A WAR veteran suffering from post traumatic stress disorder has set sail to battle the Aussies in the 'Ashes on the Water'.

Ashley Bowes, from Abingdon, will be part of a UK veterans team taking on the Australians in the Sydney Hobart Yacht Race on Boxing Day and hopes it can land him a place in next year's Invictus Games.

After two tours of Iraq he left the Royal Logistics Corps in 2007 but battled with depression before being diagnosed with PTSD.

During his treatment he was introduced to the charity Turn to Starboard - which helps injured veterans take up sailing.
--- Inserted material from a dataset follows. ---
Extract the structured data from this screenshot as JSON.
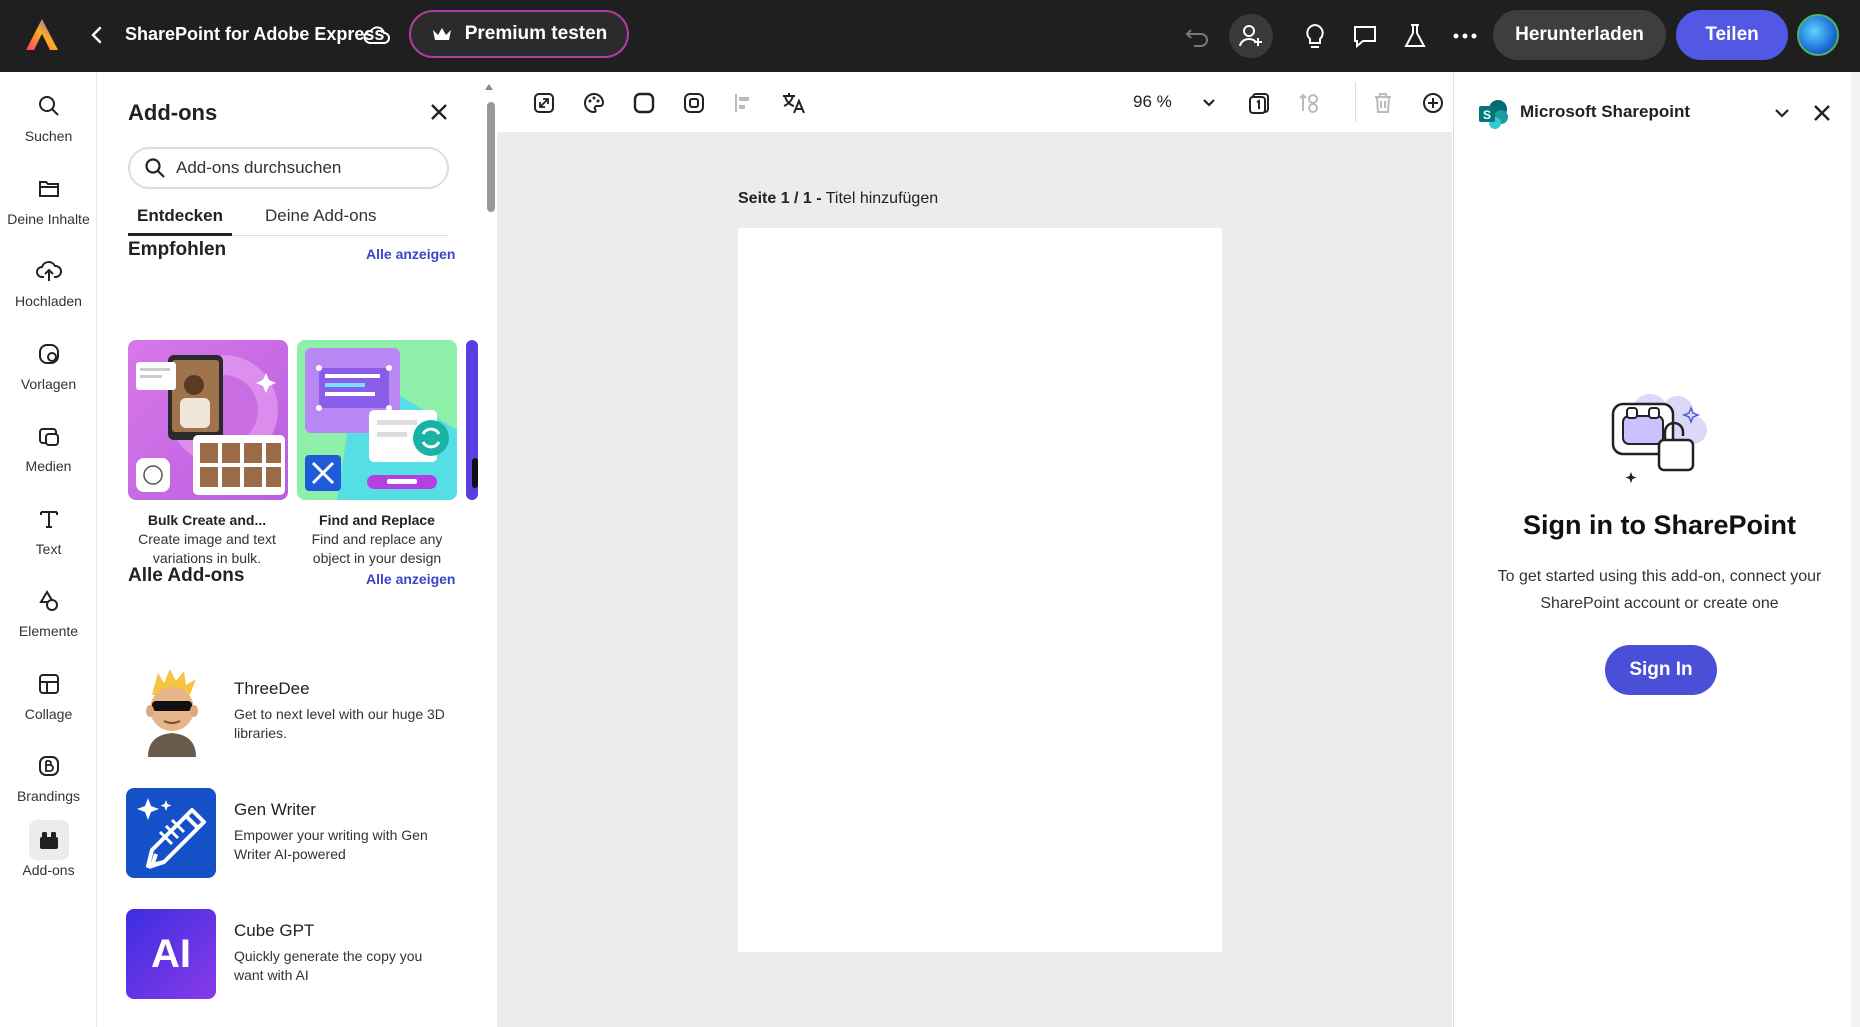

Earlier this year he completed the gruelling 2,000-mile Round Britain Challenge with 16 other veterans who had little or no experience of the sport.

The 31-year-old said after his maiden voyage he felt at home on the water and was ready to take on the Australians.

Mr Bowes said: "I'm hooked on sailing for life now.

"Sydney Hobart is notoriously difficult and challenging but when I am on the water, the true me comes out.

"I feel no pain and there are no devils out on the oceans - it is a truly magical place to be."

With selection on the horizon for the fourth Invictus Games - founded by Prince Harry for wounded, injured and sick servicemen and women - next year, success later this month could ensure he can compete in the event in October.

The Australian team for the games will be one of the other crews taking part later this month.

The 630-nautical mile event will begin in Sydney and see the crews race to Hobart in Tasmania.

Sir Robin Knox-Johnston, the first man to sail solo, non-stop around the world in 1969, will be joining the UK crew as their on-board navigator.

He said: "I have a huge respect for our veterans for dedicating their lives to the protection of others.

"So I feel very proud to be joining the UK team in their challenge, and of course I'm looking forward to helping them get an edge on our Australian competition."

Head of sports recovery at Help for Heroes, Martin Colclough, said events such as the Sydney Hobart Yacht Race were enabling veterans to find a new focus.

He said: "We want to empower our veterans to regain their purpose despite life changing injuries or illnesses so we are delighted to be able to support this initiative.

"We are driven by the belief that those who put their lives on the line for us deserve a second chance at life and taking part in an event such as the Sydney Hobart Yacht Race will enable our veterans to find a new direction to focus on while inspiring the nation."